Comments to the State Parks Commission
December 2002

(These comments represent my personal opinions and are not necessarily the positions of the Berkeley Waterfront Commission.)

I would like to comment on the level of support for wind-powered and human-powered boating in the North Sailing Basin, and how this relates to long-term environmental strategies.

First consider the context: The Emeryville Crescent will be totally protected, the Albany tidal flats and subtidal zones will be totally protected, and the large expanses of subtidal habitat in the lee of Brooks Island and Point Isabel are to be left undisturbed.

Also consider that the South Sailing Basin continues as a rich migratory bird habitat despite the fact that it hosts a number of year-round sailing and paddling programs.

And finally, note that the decline in the populations of the diving duck species of most concern has occurred in the context of virtually no change in the available East Bay habitat - therefore it is difficult to conclude that local habitat pressure has any relation to this decline.

What is the right policy for the North Sailing Basin? This protected body of water offers an opportunity for types of recreation that are not possible at any other location in the Eastshore State Park. These activities are in sharp contrast to those supported by marina berths or launching ramps for powerboats: Small hand-launched boats powered by paddles, oars and sails are the definitions of entry-level boating, and they maximize access for the broadest possible range of park visitors. When operated by non-profits rather than commercial concessions, the cost of participation can be spectacularly low.

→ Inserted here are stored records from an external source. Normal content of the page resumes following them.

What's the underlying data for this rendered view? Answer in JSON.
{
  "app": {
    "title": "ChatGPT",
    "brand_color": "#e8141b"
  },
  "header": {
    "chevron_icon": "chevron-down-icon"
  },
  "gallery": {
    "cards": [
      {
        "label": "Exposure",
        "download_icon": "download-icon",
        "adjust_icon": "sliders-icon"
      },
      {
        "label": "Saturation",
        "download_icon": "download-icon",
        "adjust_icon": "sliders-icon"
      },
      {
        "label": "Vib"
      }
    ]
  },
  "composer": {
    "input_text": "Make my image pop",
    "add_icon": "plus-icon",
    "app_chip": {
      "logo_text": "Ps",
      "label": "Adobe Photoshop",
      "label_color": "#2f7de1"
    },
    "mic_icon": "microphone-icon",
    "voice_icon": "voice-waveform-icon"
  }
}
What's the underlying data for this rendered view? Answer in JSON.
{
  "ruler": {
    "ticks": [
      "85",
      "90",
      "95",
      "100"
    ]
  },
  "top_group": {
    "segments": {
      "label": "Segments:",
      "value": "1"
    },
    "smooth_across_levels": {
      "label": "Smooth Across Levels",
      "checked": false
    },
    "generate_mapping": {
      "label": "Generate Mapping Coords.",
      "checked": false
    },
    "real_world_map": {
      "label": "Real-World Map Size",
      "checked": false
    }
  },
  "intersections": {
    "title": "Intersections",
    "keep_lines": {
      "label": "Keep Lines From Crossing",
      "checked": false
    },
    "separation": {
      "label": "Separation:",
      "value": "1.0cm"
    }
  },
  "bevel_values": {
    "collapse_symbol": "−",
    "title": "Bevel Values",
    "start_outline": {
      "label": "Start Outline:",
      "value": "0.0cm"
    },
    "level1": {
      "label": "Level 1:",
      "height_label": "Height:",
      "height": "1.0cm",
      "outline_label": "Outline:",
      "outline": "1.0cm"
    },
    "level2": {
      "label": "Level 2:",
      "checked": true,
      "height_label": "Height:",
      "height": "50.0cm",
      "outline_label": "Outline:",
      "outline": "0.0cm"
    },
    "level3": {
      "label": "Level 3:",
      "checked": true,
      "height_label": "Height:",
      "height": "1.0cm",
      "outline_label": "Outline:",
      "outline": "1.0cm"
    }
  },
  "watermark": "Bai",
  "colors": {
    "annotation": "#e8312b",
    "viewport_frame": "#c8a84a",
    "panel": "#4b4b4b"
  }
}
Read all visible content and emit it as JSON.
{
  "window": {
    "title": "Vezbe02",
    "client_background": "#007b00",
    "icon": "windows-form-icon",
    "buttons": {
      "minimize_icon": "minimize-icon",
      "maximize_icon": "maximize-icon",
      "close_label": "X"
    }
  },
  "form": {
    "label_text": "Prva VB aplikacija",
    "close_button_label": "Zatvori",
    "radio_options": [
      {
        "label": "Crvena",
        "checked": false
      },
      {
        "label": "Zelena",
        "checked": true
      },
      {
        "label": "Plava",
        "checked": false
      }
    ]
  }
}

More significantly, it would be hard to find a cohort more dedicated to the protection of the shoreline environment than paddlers, rowers and small boat sailors.

The question is not whether a duck will ever have to move out of the way of a kayak. Rather, the question is whether we should be painting this part of the waterfront with the same wilderness brush as other areas of the park. This is an urban waterfront uniquely suited to support urban recreational needs, and these needs should be balanced against, not made subservient to, the doctrine of habitat protection.

It is ironic that environmental advocacy groups have opposed facilities to support non-motorized boating in the North Sailing Basin, because ultimately it will be this community of paddlers, rowers and sailors that will be the most valuable stewards of our Bay. Helping this community to expand is one of the most important policies that the State Parks Commission can adopt to protect the shoreline of the East Bay.

Please approve a park plan that gives high priority to active water-borne recreation.

Paul Kamen
Chair, Berkeley Waterfront Commission 510-540-7968